Logo of Phnom Penh Post newspaper Phnom Penh Post - RDB receives four bids for $10M paddy silo project

RDB receives four bids for $10M paddy silo project

RDB receives four bids for $10M paddy silo project

Four companies have responded to a government tender for a project to develop a mammoth rice storage and processing facility in Battambang province, a bank executive said yesterday.

Kao Thach, CEO of state-owned Rural Development Bank (RDB), said the government was seeking private-sector investment in a new rice storage facility with 200,000-tonne capacity, with an attached mill capable of processing 3,000 tonnes of paddy rice per day. The project, expected to cost $10 million, was offered to bidders with a loan facility to be provided by the RDB.

The construction of the large-scale facility aims to increase the storage and processing capacity of millers in Cambodia’s rice heartland in time for the next wet season harvest.

According to Thach, RDB will disburse low-interest loans on behalf of the government to its selected winning bidder for the construction of the facility, though the rate has yet to be decided. Once operational, the on-site storage silos will allow its operator to process paddy rice steadily over a period of time, helping to maintain the stability of paddy prices.

“This project is expected to resolve rice processing issues in Pursat, Battambang and Banteay Meanchey provinces, and we expect the new facilities will increase the combined capacity of the three provinces to nearly 10,000 tonnes a day,” he said.

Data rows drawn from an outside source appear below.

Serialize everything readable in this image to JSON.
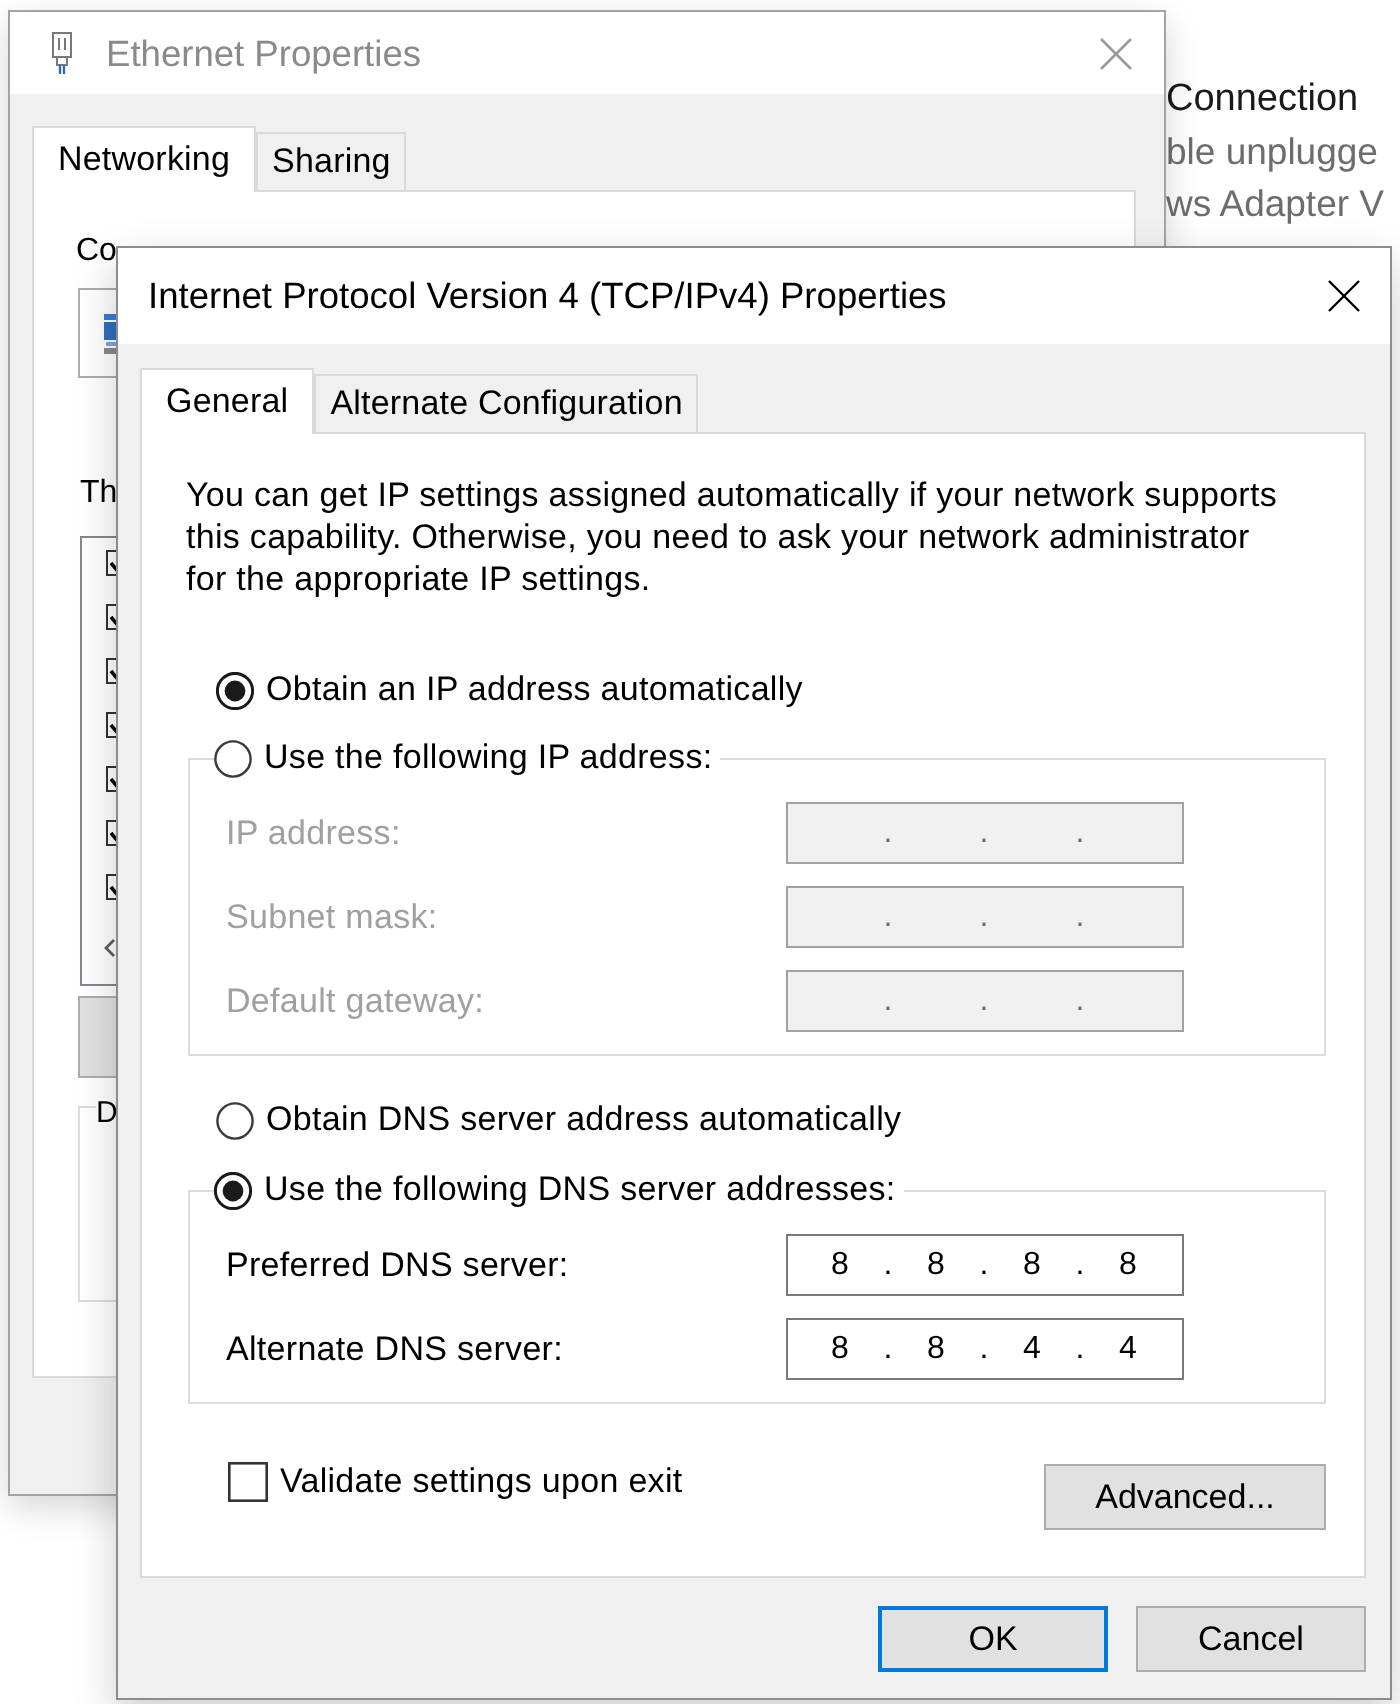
{
  "background_window": {
    "lines": [
      {
        "kind": "heading",
        "text": "Connection"
      },
      {
        "kind": "detail",
        "text": "ble unplugge"
      },
      {
        "kind": "detail",
        "text": "ws Adapter V"
      }
    ]
  },
  "ethernet_dialog": {
    "title": "Ethernet Properties",
    "active": false,
    "tabs": [
      {
        "label": "Networking",
        "selected": true
      },
      {
        "label": "Sharing",
        "selected": false
      }
    ],
    "connect_label": "Co",
    "components_label": "Th",
    "components": [
      {
        "checked": true
      },
      {
        "checked": true
      },
      {
        "checked": true
      },
      {
        "checked": true
      },
      {
        "checked": true
      },
      {
        "checked": true
      },
      {
        "checked": true
      }
    ],
    "group_label": "D"
  },
  "ipv4_dialog": {
    "title": "Internet Protocol Version 4 (TCP/IPv4) Properties",
    "active": true,
    "tabs": [
      {
        "label": "General",
        "selected": true
      },
      {
        "label": "Alternate Configuration",
        "selected": false
      }
    ],
    "description": "You can get IP settings assigned automatically if your network supports this capability. Otherwise, you need to ask your network administrator for the appropriate IP settings.",
    "ip_options": [
      {
        "label": "Obtain an IP address automatically",
        "selected": true
      },
      {
        "label": "Use the following IP address:",
        "selected": false
      }
    ],
    "ip_fields": [
      {
        "label": "IP address:",
        "disabled": true,
        "separators": [
          ".",
          ".",
          "."
        ]
      },
      {
        "label": "Subnet mask:",
        "disabled": true,
        "separators": [
          ".",
          ".",
          "."
        ]
      },
      {
        "label": "Default gateway:",
        "disabled": true,
        "separators": [
          ".",
          ".",
          "."
        ]
      }
    ],
    "dns_options": [
      {
        "label": "Obtain DNS server address automatically",
        "selected": false
      },
      {
        "label": "Use the following DNS server addresses:",
        "selected": true
      }
    ],
    "dns_fields": [
      {
        "label": "Preferred DNS server:",
        "disabled": false,
        "octets": [
          "8",
          "8",
          "8",
          "8"
        ],
        "separators": [
          ".",
          ".",
          "."
        ]
      },
      {
        "label": "Alternate DNS server:",
        "disabled": false,
        "octets": [
          "8",
          "8",
          "4",
          "4"
        ],
        "separators": [
          ".",
          ".",
          "."
        ]
      }
    ],
    "validate": {
      "label": "Validate settings upon exit",
      "checked": false
    },
    "advanced_button": "Advanced...",
    "buttons": [
      {
        "label": "OK",
        "default": true
      },
      {
        "label": "Cancel",
        "default": false
      }
    ]
  }
}
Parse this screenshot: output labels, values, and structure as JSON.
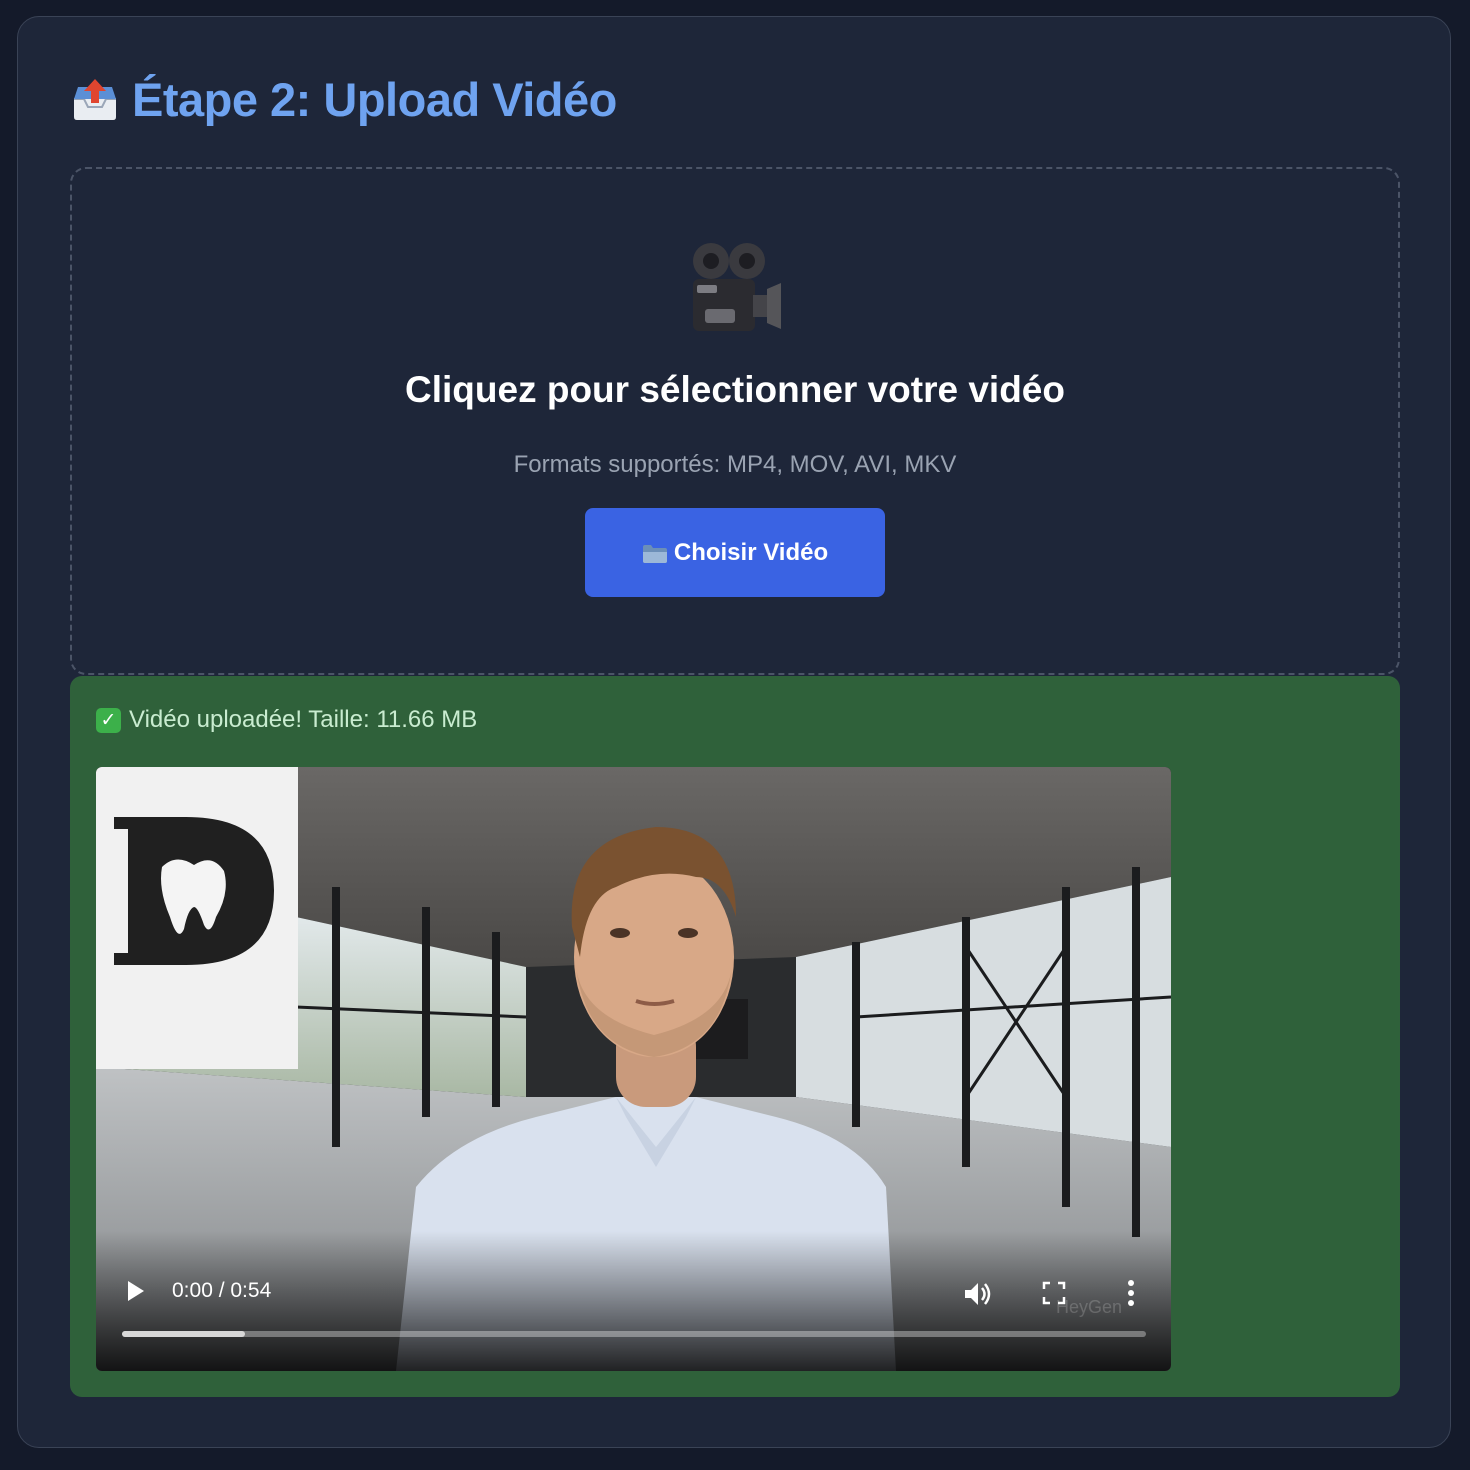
{
  "step": {
    "title": "Étape 2: Upload Vidéo",
    "title_icon": "outbox-tray-icon"
  },
  "dropzone": {
    "icon": "movie-camera-icon",
    "title": "Cliquez pour sélectionner votre vidéo",
    "formats": "Formats supportés: MP4, MOV, AVI, MKV",
    "button_icon": "folder-icon",
    "button_label": "Choisir Vidéo"
  },
  "upload_status": {
    "icon": "check-mark-icon",
    "text": "Vidéo uploadée! Taille: 11.66 MB"
  },
  "player": {
    "time": "0:00 / 0:54",
    "buffered_fraction": 0.12,
    "logo_letter": "D",
    "watermark": "HeyGen"
  },
  "colors": {
    "accent": "#6fa3f0",
    "button": "#3a63e3",
    "success_bg": "#2f613a",
    "card_bg": "#1e2639"
  }
}
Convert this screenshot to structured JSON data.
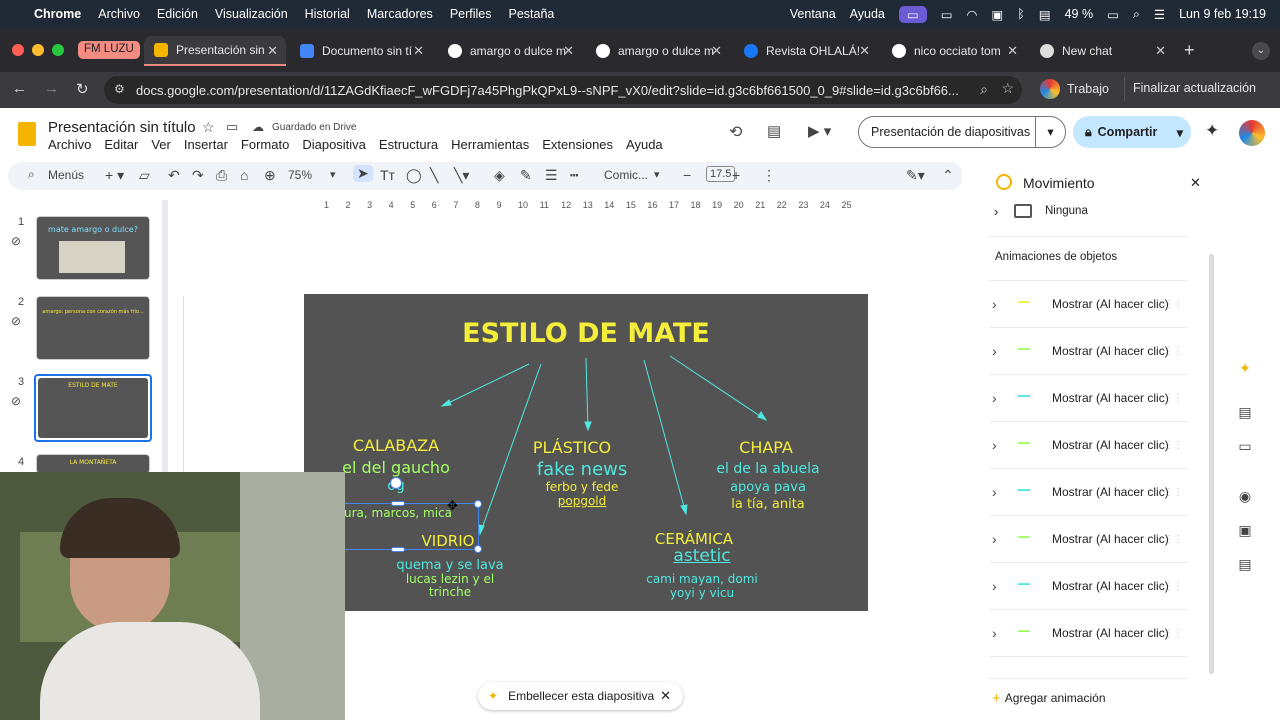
{
  "menubar": {
    "apple": "",
    "items": [
      "Chrome",
      "Archivo",
      "Edición",
      "Visualización",
      "Historial",
      "Marcadores",
      "Perfiles",
      "Pestaña"
    ],
    "right_items": [
      "Ventana",
      "Ayuda"
    ],
    "battery": "49 %",
    "datetime": "Lun 9 feb 19:19"
  },
  "tabs": {
    "group_label": "FM LUZU",
    "items": [
      {
        "title": "Presentación sin",
        "favicon_color": "#f4b400"
      },
      {
        "title": "Documento sin tí",
        "favicon_color": "#4285f4"
      },
      {
        "title": "amargo o dulce m",
        "favicon_color": "#ffffff"
      },
      {
        "title": "amargo o dulce m",
        "favicon_color": "#ffffff"
      },
      {
        "title": "Revista OHLALÁ!",
        "favicon_color": "#1877f2"
      },
      {
        "title": "nico occiato tom",
        "favicon_color": "#ffffff"
      },
      {
        "title": "New chat",
        "favicon_color": "#dddddd"
      }
    ],
    "new_tab": "+"
  },
  "address": {
    "url": "docs.google.com/presentation/d/11ZAGdKfiaecF_wFGDFj7a45PhgPkQPxL9--sNPF_vX0/edit?slide=id.g3c6bf661500_0_9#slide=id.g3c6bf66...",
    "profile": "Trabajo",
    "update_button": "Finalizar actualización"
  },
  "doc": {
    "title": "Presentación sin título",
    "saved_status": "Guardado en Drive",
    "menus": [
      "Archivo",
      "Editar",
      "Ver",
      "Insertar",
      "Formato",
      "Diapositiva",
      "Estructura",
      "Herramientas",
      "Extensiones",
      "Ayuda"
    ],
    "slideshow_button": "Presentación de diapositivas",
    "share_button": "Compartir"
  },
  "toolbar": {
    "menus_label": "Menús",
    "zoom": "75%",
    "font": "Comic...",
    "font_size": "17.5"
  },
  "filmstrip": {
    "slides": [
      {
        "num": "1",
        "title": "mate amargo o dulce?"
      },
      {
        "num": "2",
        "title": "amargo: persona con corazón más frío..."
      },
      {
        "num": "3",
        "title": "ESTILO DE MATE"
      },
      {
        "num": "4",
        "title": "LA MONTAÑETA"
      }
    ],
    "active": 3
  },
  "ruler": {
    "ticks": [
      "1",
      "2",
      "3",
      "4",
      "5",
      "6",
      "7",
      "8",
      "9",
      "10",
      "11",
      "12",
      "13",
      "14",
      "15",
      "16",
      "17",
      "18",
      "19",
      "20",
      "21",
      "22",
      "23",
      "24",
      "25"
    ]
  },
  "slide": {
    "title": "ESTILO DE MATE",
    "calabaza": {
      "heading": "CALABAZA",
      "sub": "el del gaucho",
      "extra": "og",
      "names": "ura, marcos, mica"
    },
    "vidrio": {
      "heading": "VIDRIO",
      "desc": "quema y se lava",
      "names1": "lucas lezin y el",
      "names2": "trinche"
    },
    "plastico": {
      "heading": "PLÁSTICO",
      "sub": "fake news",
      "names1": "ferbo y fede",
      "names2": "popgold"
    },
    "chapa": {
      "heading": "CHAPA",
      "sub": "el de la abuela",
      "line2": "apoya pava",
      "names": "la tía, anita"
    },
    "ceramica": {
      "heading": "CERÁMICA",
      "sub": "astetic",
      "names1": "cami mayan, domi",
      "names2": "yoyi y vicu"
    }
  },
  "panel": {
    "title": "Movimiento",
    "transition": "Ninguna",
    "section": "Animaciones de objetos",
    "animations": [
      {
        "label": "Mostrar  (Al hacer clic)",
        "swatch": "#f4ee3a"
      },
      {
        "label": "Mostrar  (Al hacer clic)",
        "swatch": "#a3ff66"
      },
      {
        "label": "Mostrar  (Al hacer clic)",
        "swatch": "#4ee8e0"
      },
      {
        "label": "Mostrar  (Al hacer clic)",
        "swatch": "#a3ff66"
      },
      {
        "label": "Mostrar  (Al hacer clic)",
        "swatch": "#4ee8e0"
      },
      {
        "label": "Mostrar  (Al hacer clic)",
        "swatch": "#a3ff66"
      },
      {
        "label": "Mostrar  (Al hacer clic)",
        "swatch": "#4ee8e0"
      },
      {
        "label": "Mostrar  (Al hacer clic)",
        "swatch": "#a3ff66"
      }
    ],
    "add_button": "Agregar animación"
  },
  "beautify": {
    "label": "Embellecer esta diapositiva"
  },
  "colors": {
    "accent": "#1a73e8",
    "slide_bg": "#535353",
    "yellow": "#f4ee3a",
    "green": "#a3ff66",
    "cyan": "#4ee8e0"
  }
}
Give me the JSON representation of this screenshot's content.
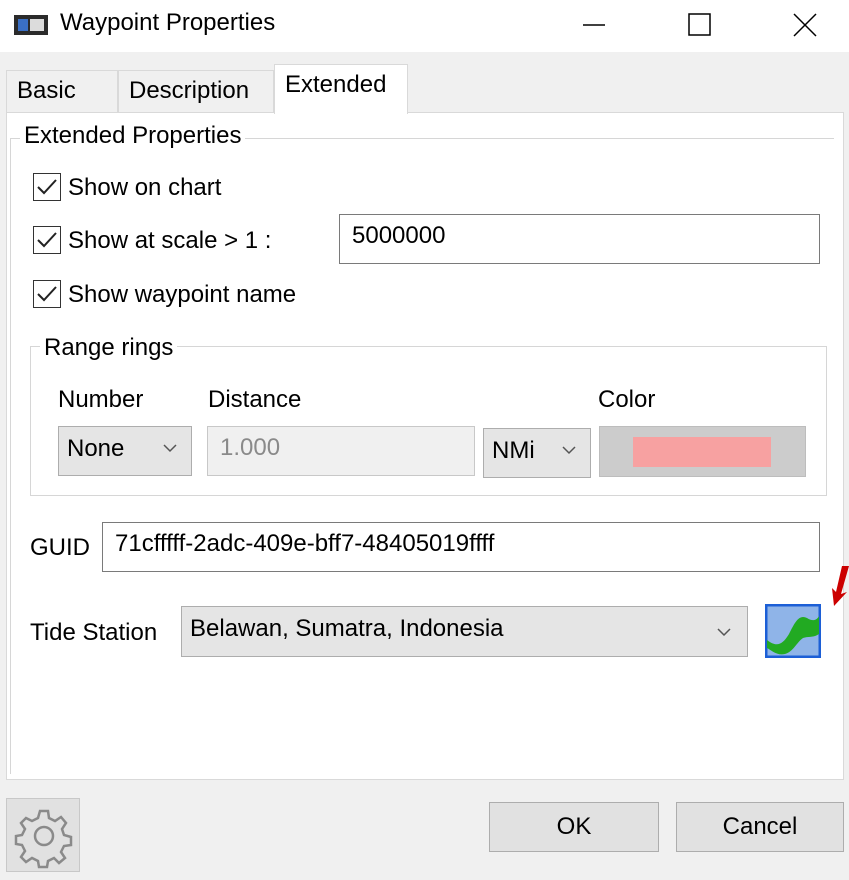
{
  "window": {
    "title": "Waypoint Properties"
  },
  "tabs": [
    {
      "label": "Basic",
      "active": false
    },
    {
      "label": "Description",
      "active": false
    },
    {
      "label": "Extended",
      "active": true
    }
  ],
  "extended": {
    "group_title": "Extended Properties",
    "show_on_chart": {
      "label": "Show on chart",
      "checked": true
    },
    "show_at_scale": {
      "label": "Show at scale > 1 :",
      "checked": true,
      "value": "5000000"
    },
    "show_waypoint_name": {
      "label": "Show waypoint name",
      "checked": true
    },
    "range_rings": {
      "title": "Range rings",
      "number_label": "Number",
      "number_value": "None",
      "distance_label": "Distance",
      "distance_value": "1.000",
      "unit_value": "NMi",
      "color_label": "Color",
      "color_swatch": "#f7a1a1"
    },
    "guid_label": "GUID",
    "guid_value": "71cfffff-2adc-409e-bff7-48405019ffff",
    "tide_station_label": "Tide Station",
    "tide_station_value": "Belawan, Sumatra, Indonesia"
  },
  "footer": {
    "ok_label": "OK",
    "cancel_label": "Cancel"
  },
  "colors": {
    "annotation_arrow": "#cc0000",
    "tide_icon_wave": "#22aa22",
    "tide_icon_border": "#1c5fd6"
  }
}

“We hope the new silo and rice storage will help to resolve these issues in time for the upcoming harvest season.”

Thach said the current capacity for Banteay Meanchey province was 1,500 tonnes a day, while Battambang province could process 3,000 tonnes of rice daily. Pursat has the lowest capacity, with 1,000 tonnes per day.

The four bidding companies, according to a press release issued by the RDB, are Thaneakea Srov (Kampuchea) Plc, Cattle Food Investment Import-Export Co Ltd, Ing Vanmao Rice Miller, and Anduriz (Cambodge) Sarl.

The bank said that investment firm Mekong Strategic Partners would evaluate the eligibility of the companies to receive the loans.

Phou Puy, CEO of Thaneakea Srov, which opened a massive centralised “rice bank” in Battambang province in 2014, told the Post that investment in rice storage space was crucial to resolving the recurring issue of surplus paddy during the harvest season.

He said for the project to be successful, however, the RDB must offer an attractive financing package.

“We hope the RDB will provide us loans with low interest rates so that we can afford to undertake the project,” he said.

MOST VIEWED

  • Reuters: US Embassy fired 32 staff members for sharing pornography

    The United States Embassy in Phnom Penh has fired 32 non-diplomatic staff members who were allegedly caught exchanging pornographic images and video, including of minors, according to the news agency Reuters. Four sources, who spoke on condition of anonymity, told Reuters the content was shared in

  • Our 2018 guide to spending Khmer New Year in Phnom Penh

    Khmer New Year festivities are upon us. For the next few days, travellers will be making their way to their home provinces to eat, celebrate, play traditional games and visit a pagoda with offerings. If you will be staying put in Phnom Penh for the

  • US think tank warns of China's 'ulterior motives'

    A US think tank on Tuesday warned that spreading Chinese investment in the Indo-Pacific follows a pattern of leveraging geopolitical influence at the expense of the nations receiving investment, including Cambodia. The report looks at a sample of 15 Chinese port development projects, noting that the

  • More than three tonnes of ivory reportedly bound for Cambodia seized in Mozambique

    A total of 3.5 tonnes of ivory reportedly bound for Cambodia was seized by authorities in Mozambique late last week, according to the NGO Convention on International Trade in Endangered Species of Wild Fauna and Flora (CITES). CITES' information was based on a report from the